**Data under study:**
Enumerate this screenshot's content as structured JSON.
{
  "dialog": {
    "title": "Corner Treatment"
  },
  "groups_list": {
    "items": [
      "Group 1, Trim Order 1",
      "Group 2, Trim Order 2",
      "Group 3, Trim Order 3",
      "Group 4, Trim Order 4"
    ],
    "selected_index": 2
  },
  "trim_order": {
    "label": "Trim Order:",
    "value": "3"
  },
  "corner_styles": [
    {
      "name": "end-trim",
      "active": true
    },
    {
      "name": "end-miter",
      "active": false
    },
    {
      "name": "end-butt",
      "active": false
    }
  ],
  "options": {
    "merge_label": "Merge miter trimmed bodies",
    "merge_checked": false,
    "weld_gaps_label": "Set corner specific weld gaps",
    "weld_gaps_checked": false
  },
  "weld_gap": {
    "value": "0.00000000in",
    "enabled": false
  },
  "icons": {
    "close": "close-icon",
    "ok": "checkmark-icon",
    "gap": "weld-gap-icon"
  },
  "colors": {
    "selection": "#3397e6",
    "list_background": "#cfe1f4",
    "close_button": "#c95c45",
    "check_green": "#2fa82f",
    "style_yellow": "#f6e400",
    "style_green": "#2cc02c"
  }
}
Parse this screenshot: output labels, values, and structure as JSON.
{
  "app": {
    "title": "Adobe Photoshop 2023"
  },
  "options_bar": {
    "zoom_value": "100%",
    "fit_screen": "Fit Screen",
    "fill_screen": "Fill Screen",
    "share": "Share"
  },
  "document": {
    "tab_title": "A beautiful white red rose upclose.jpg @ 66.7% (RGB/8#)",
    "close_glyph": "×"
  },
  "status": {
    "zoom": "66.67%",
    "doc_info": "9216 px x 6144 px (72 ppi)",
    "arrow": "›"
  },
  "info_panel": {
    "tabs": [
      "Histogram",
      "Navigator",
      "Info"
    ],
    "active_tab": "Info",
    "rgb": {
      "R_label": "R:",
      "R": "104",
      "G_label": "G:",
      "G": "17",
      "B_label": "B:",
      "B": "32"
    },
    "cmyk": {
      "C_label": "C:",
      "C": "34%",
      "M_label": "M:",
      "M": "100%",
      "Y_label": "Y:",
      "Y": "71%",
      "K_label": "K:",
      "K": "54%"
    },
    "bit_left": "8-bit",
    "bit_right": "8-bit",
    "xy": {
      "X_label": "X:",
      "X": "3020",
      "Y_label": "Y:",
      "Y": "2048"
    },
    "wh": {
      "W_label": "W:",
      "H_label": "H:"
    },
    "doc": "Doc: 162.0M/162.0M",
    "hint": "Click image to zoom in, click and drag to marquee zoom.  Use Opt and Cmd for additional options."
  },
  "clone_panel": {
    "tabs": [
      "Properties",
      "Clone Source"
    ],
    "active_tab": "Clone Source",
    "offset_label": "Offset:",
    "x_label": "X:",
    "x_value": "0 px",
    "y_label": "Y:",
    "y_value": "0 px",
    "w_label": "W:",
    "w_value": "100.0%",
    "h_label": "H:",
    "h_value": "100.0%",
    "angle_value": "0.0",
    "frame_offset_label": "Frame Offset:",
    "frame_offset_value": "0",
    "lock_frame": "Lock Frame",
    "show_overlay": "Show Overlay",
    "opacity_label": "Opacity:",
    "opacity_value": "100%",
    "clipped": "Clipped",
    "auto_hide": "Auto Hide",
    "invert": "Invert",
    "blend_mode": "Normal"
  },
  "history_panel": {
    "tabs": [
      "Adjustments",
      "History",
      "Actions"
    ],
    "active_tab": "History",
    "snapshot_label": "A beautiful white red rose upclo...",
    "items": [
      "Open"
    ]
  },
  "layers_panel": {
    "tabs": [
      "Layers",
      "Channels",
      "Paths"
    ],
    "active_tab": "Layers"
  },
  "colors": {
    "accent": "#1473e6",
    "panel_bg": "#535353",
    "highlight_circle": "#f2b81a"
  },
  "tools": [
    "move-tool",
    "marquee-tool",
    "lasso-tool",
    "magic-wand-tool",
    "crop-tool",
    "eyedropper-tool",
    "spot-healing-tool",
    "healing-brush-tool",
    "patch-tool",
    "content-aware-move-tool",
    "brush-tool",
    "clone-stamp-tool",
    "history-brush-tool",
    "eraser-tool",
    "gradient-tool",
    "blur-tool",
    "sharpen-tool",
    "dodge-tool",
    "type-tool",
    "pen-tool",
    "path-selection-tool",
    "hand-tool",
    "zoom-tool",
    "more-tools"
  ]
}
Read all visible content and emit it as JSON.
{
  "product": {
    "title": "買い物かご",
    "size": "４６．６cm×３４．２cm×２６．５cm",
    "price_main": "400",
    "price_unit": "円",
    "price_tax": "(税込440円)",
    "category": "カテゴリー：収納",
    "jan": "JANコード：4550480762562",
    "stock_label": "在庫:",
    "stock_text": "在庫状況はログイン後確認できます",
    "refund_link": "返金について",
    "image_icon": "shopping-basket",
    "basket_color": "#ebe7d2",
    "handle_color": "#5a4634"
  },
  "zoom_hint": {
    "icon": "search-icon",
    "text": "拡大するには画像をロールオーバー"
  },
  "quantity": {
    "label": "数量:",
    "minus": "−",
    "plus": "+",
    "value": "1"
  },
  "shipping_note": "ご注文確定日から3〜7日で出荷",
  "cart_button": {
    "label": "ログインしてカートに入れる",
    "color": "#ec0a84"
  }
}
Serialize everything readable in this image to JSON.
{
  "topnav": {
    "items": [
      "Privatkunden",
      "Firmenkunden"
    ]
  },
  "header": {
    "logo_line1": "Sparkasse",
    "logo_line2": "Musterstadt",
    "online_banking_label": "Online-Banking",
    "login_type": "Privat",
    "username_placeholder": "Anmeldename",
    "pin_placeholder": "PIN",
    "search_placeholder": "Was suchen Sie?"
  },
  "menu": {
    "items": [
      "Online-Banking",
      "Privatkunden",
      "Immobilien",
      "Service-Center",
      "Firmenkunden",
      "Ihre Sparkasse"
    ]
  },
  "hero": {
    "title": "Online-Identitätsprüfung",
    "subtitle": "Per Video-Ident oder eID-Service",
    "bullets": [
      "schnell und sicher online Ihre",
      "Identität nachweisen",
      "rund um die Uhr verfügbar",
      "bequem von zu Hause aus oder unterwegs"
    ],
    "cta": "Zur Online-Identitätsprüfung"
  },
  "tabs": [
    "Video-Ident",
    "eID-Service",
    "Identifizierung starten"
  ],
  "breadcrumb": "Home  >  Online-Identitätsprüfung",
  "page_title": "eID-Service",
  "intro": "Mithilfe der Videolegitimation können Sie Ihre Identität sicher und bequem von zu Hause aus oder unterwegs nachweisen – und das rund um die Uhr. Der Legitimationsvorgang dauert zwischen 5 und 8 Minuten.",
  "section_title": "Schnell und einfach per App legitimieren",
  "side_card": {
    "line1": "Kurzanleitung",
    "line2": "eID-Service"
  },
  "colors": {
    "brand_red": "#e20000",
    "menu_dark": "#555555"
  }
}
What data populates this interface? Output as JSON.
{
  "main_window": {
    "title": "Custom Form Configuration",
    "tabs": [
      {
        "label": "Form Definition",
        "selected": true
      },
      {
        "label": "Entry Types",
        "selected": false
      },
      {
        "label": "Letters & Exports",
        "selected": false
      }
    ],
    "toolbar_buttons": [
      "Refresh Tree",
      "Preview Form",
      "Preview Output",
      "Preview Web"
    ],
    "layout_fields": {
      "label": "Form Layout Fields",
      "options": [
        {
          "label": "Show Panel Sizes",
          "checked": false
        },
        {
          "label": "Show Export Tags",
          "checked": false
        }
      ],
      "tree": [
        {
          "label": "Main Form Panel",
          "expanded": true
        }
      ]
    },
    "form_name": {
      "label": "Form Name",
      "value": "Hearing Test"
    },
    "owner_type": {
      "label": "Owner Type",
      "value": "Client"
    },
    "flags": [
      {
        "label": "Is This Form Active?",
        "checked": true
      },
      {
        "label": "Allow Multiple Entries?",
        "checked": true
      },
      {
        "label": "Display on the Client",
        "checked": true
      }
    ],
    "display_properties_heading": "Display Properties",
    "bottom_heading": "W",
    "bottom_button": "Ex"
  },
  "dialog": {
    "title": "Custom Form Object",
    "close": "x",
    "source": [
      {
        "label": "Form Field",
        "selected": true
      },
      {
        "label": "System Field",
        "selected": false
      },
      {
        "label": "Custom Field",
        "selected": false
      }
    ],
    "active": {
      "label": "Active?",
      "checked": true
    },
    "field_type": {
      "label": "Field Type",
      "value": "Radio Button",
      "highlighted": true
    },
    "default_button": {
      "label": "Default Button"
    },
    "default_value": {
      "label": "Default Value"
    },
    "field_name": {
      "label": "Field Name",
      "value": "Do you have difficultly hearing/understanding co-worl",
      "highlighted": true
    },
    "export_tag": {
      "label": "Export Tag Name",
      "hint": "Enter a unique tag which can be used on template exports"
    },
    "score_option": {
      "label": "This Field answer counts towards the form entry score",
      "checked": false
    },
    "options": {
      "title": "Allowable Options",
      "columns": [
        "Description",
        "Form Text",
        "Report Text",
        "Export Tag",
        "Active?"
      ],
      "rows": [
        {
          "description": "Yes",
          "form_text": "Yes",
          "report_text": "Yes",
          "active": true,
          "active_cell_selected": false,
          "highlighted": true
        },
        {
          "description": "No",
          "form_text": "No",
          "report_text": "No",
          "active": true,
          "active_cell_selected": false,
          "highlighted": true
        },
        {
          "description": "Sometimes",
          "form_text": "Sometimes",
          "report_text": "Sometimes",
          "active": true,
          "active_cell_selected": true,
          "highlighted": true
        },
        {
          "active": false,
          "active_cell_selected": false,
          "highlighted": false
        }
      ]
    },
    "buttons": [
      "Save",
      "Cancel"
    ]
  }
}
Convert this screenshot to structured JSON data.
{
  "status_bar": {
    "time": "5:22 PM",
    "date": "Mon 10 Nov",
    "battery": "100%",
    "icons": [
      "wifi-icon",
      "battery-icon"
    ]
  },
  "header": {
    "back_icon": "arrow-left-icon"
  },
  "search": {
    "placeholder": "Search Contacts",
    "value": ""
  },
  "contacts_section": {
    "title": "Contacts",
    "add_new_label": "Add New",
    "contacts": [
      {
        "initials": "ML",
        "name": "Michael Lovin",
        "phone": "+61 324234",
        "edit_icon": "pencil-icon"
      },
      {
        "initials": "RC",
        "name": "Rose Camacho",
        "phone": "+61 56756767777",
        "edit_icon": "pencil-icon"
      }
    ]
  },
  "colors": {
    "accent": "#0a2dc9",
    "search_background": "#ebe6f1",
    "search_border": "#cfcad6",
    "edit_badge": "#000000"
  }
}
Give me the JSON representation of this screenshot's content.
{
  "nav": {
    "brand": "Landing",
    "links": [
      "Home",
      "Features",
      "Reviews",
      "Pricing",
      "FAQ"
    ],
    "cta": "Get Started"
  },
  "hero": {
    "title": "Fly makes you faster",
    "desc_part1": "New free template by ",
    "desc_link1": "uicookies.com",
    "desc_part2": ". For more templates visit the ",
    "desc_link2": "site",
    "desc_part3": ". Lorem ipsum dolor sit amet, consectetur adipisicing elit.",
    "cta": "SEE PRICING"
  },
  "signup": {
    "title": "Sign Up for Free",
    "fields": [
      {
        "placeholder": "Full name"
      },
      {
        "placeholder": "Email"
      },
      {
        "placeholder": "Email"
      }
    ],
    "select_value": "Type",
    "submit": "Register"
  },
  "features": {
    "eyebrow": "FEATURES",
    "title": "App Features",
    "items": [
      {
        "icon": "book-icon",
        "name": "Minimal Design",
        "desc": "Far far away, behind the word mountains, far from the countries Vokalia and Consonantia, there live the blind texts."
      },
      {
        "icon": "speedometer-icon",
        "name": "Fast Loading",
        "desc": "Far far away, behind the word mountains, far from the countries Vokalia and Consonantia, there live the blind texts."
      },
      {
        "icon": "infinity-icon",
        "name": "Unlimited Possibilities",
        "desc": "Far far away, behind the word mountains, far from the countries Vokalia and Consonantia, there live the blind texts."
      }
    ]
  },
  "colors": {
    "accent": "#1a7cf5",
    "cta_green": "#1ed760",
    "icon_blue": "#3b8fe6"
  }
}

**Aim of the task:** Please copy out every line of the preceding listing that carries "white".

**Finished task:**
    "tab_title": "A beautiful white red rose upclose.jpg @ 66.7% (RGB/8#)",
    "snapshot_label": "A beautiful white red rose upclo...",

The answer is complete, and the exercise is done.